Abb. Be quiet and depart, thou shalt not have him. Luc. Complain unto the Duke of this indignity,

[Exit Abbess.
Adr. Come, go; I will fall prostrate at his feet,
And never rise, until my tears and prayers
Have won his Grace to come in person hither ;
And take perforce my husband from the Abbess.

Mer. By this, I think, the dial points at five:
Anon, I'm sure, the Duke himself in person
Comes this way to the melancholy vale ;
The place of death and forry execution, (21)
Behind the ditches of the abbey here.

Ang. Upon what cause?
Mer. To see a reverent Syracufan merchant,
Who put unluckily into this bay
Against the laws and statutes of this town,
Beheaded publickly for his offence.

Ang. See, where they come; we will behold his death.

Luc. Kneel to the Duke, before he pass the abbey. Enter the Duke, and Ægeon bare-beaded; with the Headf

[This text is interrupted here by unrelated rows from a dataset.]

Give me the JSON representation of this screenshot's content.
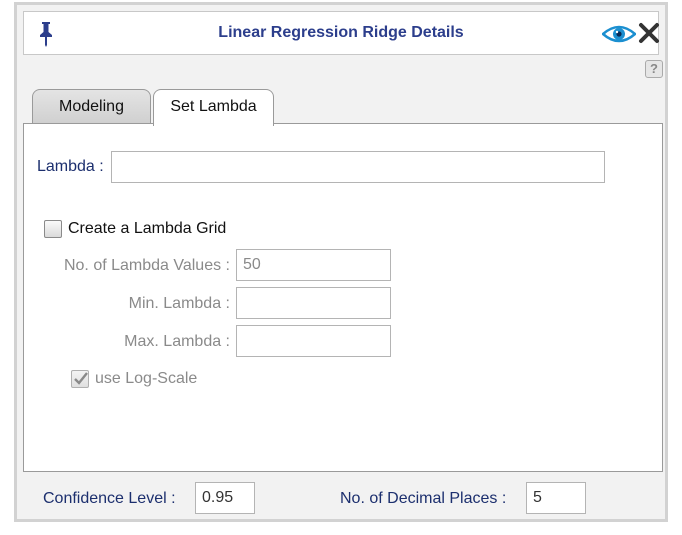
{
  "window": {
    "title": "Linear Regression Ridge Details"
  },
  "tabs": [
    {
      "label": "Modeling",
      "active": false
    },
    {
      "label": "Set Lambda",
      "active": true
    }
  ],
  "lambda": {
    "label": "Lambda :",
    "value": ""
  },
  "grid": {
    "checkbox_label": "Create a Lambda Grid",
    "checked": false,
    "num_values_label": "No. of Lambda Values :",
    "num_values": "50",
    "min_label": "Min. Lambda :",
    "min_value": "",
    "max_label": "Max. Lambda :",
    "max_value": "",
    "log_scale_label": "use Log-Scale",
    "log_scale_checked": true
  },
  "footer": {
    "confidence_label": "Confidence Level :",
    "confidence_value": "0.95",
    "decimal_label": "No. of Decimal Places :",
    "decimal_value": "5"
  },
  "help": {
    "glyph": "?"
  },
  "colors": {
    "title": "#2c3e8c",
    "label_blue": "#1c2f6e",
    "disabled_text": "#8a8a8a"
  }
}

man, and other Officers.
Duke. Yet once again proclaim it publickly,
If any friend will pay the sum for him,
He shall not die, so much we tender him.

Adr. Justice, most facred Duke, against the Abbess.

Duke. She is a virtuous and reverend Lady; It cannot be that the hath done thee wrong.

Adr. May it please your Grace, Antiphelis my husband,

(21) The place of death and sorry execution.] 1. e. dismal, lamentable, to be griev'd at. In the like acceptations our Poet employs it again, where Macbeth, after the murder of Duncan, is looking an bris own bloody hands, - This is a forry fights


(Whom I made Lord of me and all I had,
At your important letters) this ill day
A most outrageous fit of madness took him ;
That desp'rately he hurry'd through the street,
With him his bond-man all as mad as he,
Doing displeasure to the citizens,
By rushing in their houses ; bearing thence
Rings, jewels, any thing his rage did like.
Once did I get him bound, and sent him homey
Whilst to take order for the wrongs, I went,
That here and there his fury had committed :
Anon, I wot not by what strong escape,
He broke from those, that had the guard of him ;
And, with his mad attendant and himself,
Each one with ireful paflion, with drawn fwords,
Met us again; and, madly bent on us,
Chas'd us away ; 'till, raising of more aid,
We came again to bind them; then they filed
Into this abbey, whither we pursu'd them ;
And here the Abbess shuts the gates on us,
And will not suffer us to fetch him out,
Nor send him forth, that we may bear him hence.-
Therefore, moft gracion Duke, with thy comman
Let him be brought forth, and borne hence for help,
Duke.. Long since thy husband. serv'd me in.

n my wars, And I to thee engag'da Prince's word, (When thou: didît make him master of thy bed,) To do him all the grace and good T coula: Go, some of you; knock at the abbey-gate ;, And bid the Lady Abbess come to me.. I will determine this, before I fir..

Enter a Messenger. Mel. Omiffress, mistress, shift and save yourself;; My master and his man are both broke loose, Beaten the maids a-row, and bound the doctor, Whose beard they have sing'd off with brands of fire; And ever as it blaz’d, they threw on him Great pails of puddled mire to quench the hair


« السابقةمتابعة »